Green Library
Book
x, 262 p. ; 23 cm.
  • Introduction: Nation-building and the failure of institutional memory / Francis Fukuyama
  • From consensus to crisis : the postwar career of nation-building in U.S. foreign relations / David Ekbladh
  • Nation-building in the heyday of the classic development ideology : Ford Foundation experience in the 1950s and 1960s / F.X. Sutton
  • Building nations : the American experience / Minxin Pei, Samia Amin, and Seth Garz
  • Nation-building : lessons learned and unlearned / Michèle A. Flounoy
  • Sovereignty and legitimacy in Afghan nation-building / S. Frederick Starr
  • Rebuilding Afghanistan : impediments, lessons, and prospects / Marvin G. Weinbaum
  • The lessons of nation-building in Afghanistan / Larry P. Goodson
  • What went wrong and right in Iraq / Larry Diamond
  • Striking out in Baghdad : how postconflict reconstruction went awry / Johanna Mendelson Forman
  • Learning the lessons of Iraq / James Dobbins
  • Guidelines for future nation-builders / Francis Fukuyama.
Best-selling author Francis Fukuyama brings together esteemed academics, political analysts, and practitioners to reflect on the U.S. experience with nation-building, from its historical underpinnings to its modern-day consequences. The United States has sought on repeated occasions to reconstruct states damaged by conflict, from Reconstruction in the South after the Civil War to Japan and Germany after World War II, to the ongoing rebuilding of Iraq. Despite this rich experience, there has been remarkably little systematic effort to learn lessons on how outside powers can assist in the building of strong and self-sufficient states in post-conflict situations. The contributors dissect mistakes, false starts, and lessons learned from the cases of Afghanistan and Iraq within the broader context of reconstruction efforts in other parts of the world, including Latin America, Japan, and the Balkans. Examining the contrasting models in Afghanistan and Iraq, they highlight the Coalition Provisional Authority in Iraq as a cautionary example of inadequate planning.

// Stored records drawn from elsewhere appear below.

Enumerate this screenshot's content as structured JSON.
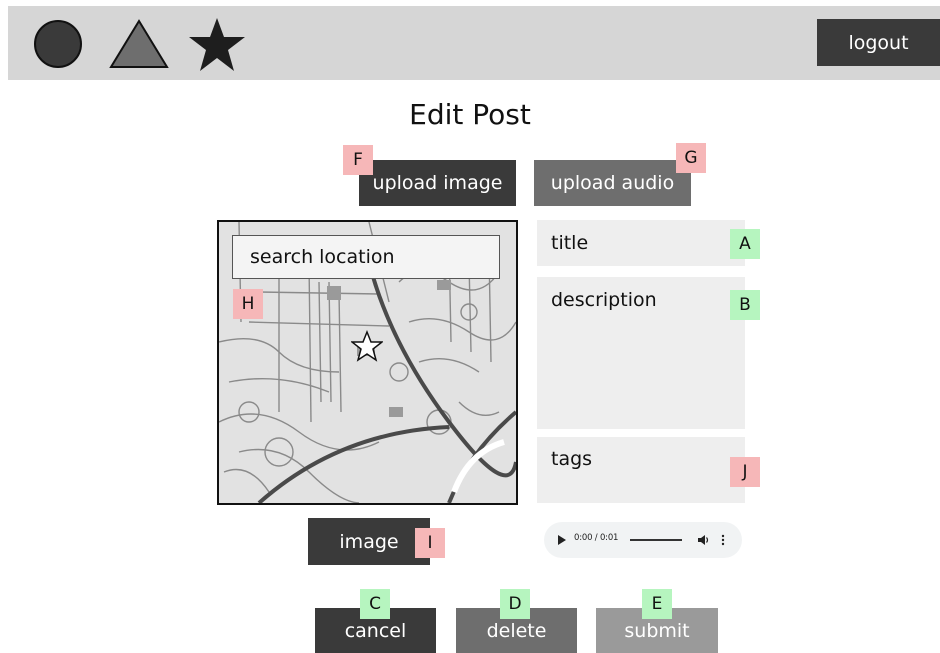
{
  "header": {
    "icons": [
      "circle-icon",
      "triangle-icon",
      "star-icon"
    ],
    "logout_label": "logout"
  },
  "page": {
    "title": "Edit Post"
  },
  "uploads": {
    "image_label": "upload image",
    "audio_label": "upload audio"
  },
  "map": {
    "search_placeholder": "search location"
  },
  "form": {
    "title_placeholder": "title",
    "description_placeholder": "description",
    "tags_placeholder": "tags"
  },
  "image_button_label": "image",
  "audio_player": {
    "time": "0:00 / 0:01"
  },
  "actions": {
    "cancel_label": "cancel",
    "delete_label": "delete",
    "submit_label": "submit"
  },
  "markers": {
    "A": "A",
    "B": "B",
    "C": "C",
    "D": "D",
    "E": "E",
    "F": "F",
    "G": "G",
    "H": "H",
    "I": "I",
    "J": "J"
  },
  "colors": {
    "topbar": "#d6d6d6",
    "dark_button": "#3a3a3a",
    "mid_button": "#6e6e6e",
    "light_button": "#9a9a9a",
    "field_bg": "#eeeeee",
    "marker_red": "#f6b7b8",
    "marker_green": "#b6f5bf"
  }
}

(source: Nielsen Book Data)9780801883354 20160528
Green Library
Book
168 p. : ill. ; 20 cm.
Green Library
Book
xlv, 392 p. : ill. ; 24 cm.
Green Library
Book
282 pages ; 23 cm.
  • ContentA Framework for Analysing StatecraftStatecraft in EgyptStatecraft in IsraelStatecraft in SyriaStatecraft in TurkeyStatecraft in Saudi ArabiaStatecraft in IranConcluding Remarks: The Arab Spring, Theoretical Observations on Statecraft and Future ResearchBibliography.
  • (source: Nielsen Book Data)9781784535803 20161219
What role do ideas play in state-building and state behaviour? This book argues that government policies in both foreign relations and domestic politics must always be situated within a broader ideological and societal context. Imad Mansour analyses how governments in the contemporary Middle East have governed internally and acted externally based on societal narratives, narratives which bring together a variety of ideas about a society's history and place in the world. He argues that there is a dominant societal narrative that acts as a primary building block of statecraft, where statecraft is understood as an ongoing set of local, regional and global state-building processes. Mansour investigates the ways in which statecraft in the Middle East has been guided by narratives through a close historical reading and comparative discussion of the political behaviors of six states-Egypt, Israel, Syria, Turkey, Saudi Arabia and Iran-in the second half of the twentieth century and the early twenty-first century. His book demonstrates the analytical purchase of narratives in understanding statecraft and explains why governing governments' decisions need to be understood in complex ways.
(source: Nielsen Book Data)9781784535803 20161219
Green Library

Articles+

Journal articles, e-books, & other e-resources
Articles+ results include